Maylandia callainos care

maylandia callainos

Maylandia callainos is a medium-sized African cichlid that is easy to care for, yet has a complicated reproductive cycle and will eat anything it can fit in its mouth. They have many different color forms, but those originating from Lake Malawi are generally blue with red markings on their fins.

It is important to breed more than one male per female as they must spawn in pairs. As a pair, they will set up territories near large rocks or islands where they build bubble nests. When ready to spawn, both fish blow air into these bubble nests until they float away into open water where eggs and sperm are released and fertilized.

After spawning, both adults should be removed so fry doesn’t have a hard time finding food once free-swimming than at later stages of development when parents should be present for protection against larger predators like Cape cichlids.

Maylandia callainos food

Maylandia callainos are omnivores that do well in both fresh and brackish water.

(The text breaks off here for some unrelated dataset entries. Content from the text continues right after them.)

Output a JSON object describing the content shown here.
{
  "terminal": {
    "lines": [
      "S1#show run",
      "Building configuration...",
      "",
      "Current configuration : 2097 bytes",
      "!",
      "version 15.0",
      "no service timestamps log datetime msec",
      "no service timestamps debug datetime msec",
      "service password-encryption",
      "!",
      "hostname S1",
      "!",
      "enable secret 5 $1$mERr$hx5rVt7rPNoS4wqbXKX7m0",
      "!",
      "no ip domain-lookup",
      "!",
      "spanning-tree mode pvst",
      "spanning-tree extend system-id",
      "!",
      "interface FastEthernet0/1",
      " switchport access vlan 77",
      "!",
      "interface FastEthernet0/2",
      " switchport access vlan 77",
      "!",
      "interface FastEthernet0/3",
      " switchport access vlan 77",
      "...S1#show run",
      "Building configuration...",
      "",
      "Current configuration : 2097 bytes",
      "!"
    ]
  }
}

They require protein-rich foods like bloodworms, brine shrimp, krill, feeder fish, and small pieces of beef heart. In addition to frozen varieties, live foods can also be fed to fish in your aquarium or pond. However, be cautious about overfeeding as it can pollute the water.

In captivity, they should be fed frozen shrimp and bloodworms. They will also feed on flakes and pellets when they’re young, but once they are older they’ll only take live food.

Water parameters

maylandia callainos

The water should have a pH of 6.0-7.5; Temperature of 74-78°F; Water Hardness: Soft to medium; Carbonate hardness: Soft to medium, below 8°dH; General hardness: Medium, between 8 and 18°dH. Isolates need soft water with no more than 12 mg/L of CO2.

Ensure that there is always some aquatic plant material in circulation, as they like to graze on such plants. Plants used include Vallisneria, Echinodorus species, Ludwigia sp., and Hemianthus sp.

Maylandia callainos lifespan

They can live up to 10 years or more when properly cared for.

Parasites and diseases

Even for cichlids with less complicated care requirements, there are a number of diseases and parasites that may affect your fish. For instance, ich is one common parasite. This protozoan disease can be treated, but you’ll need to get your fish checked by a vet and begin treatment right away if it appears in your tank.

Meanwhile, other ailments like bacterial infections and external parasites like flukes can also negatively impact your fish’s health. Fortunately, taking simple steps to prevent illness is easy:

  • Keep up on water changes so ammonia levels don’t rise above 1 ppm
  • Feed your fish only as much as they can eat within three minutes.
  • Maintain cleanliness so no foreign particles collect in the water, and
  • Make sure all new additions to your tank undergo a quarantine period before going full force into your community.

With these steps in place, you shouldn’t have too many issues keeping even relatively delicate species healthy!

Predators

Cobalt blue cichlids can be housed with most fish that are not too big or aggressive. They work well with discus, tetras, livebearers, and any other community fish that is not too large. As they are a peaceful species, they also work well with tangs, angels, and other cichlids. However, as always, when mixing large cichlids with smaller ones, there is always a risk of aggression so take care when mixing them all together.

Some common predators of Maylandia callainos are Large Angelfish, Grouper, Tuna and Puffers. Keep an eye on your cichlids if you have any fish like these in your tank, as they will most likely try to eat them.

Do Cobalt blue cichlids make good pets?

Yes. Although, cobalt blue cichlids are aggressive and dangerous fish, but only to other fish. They will do just fine in an aquarium with non-aggressive tank mates like tetras, mollies, and some catfish. If you’re looking for a pet that will add some color to your tank, while also giving you hours of enjoyment watching its behavior, consider cobalt blue cichlids.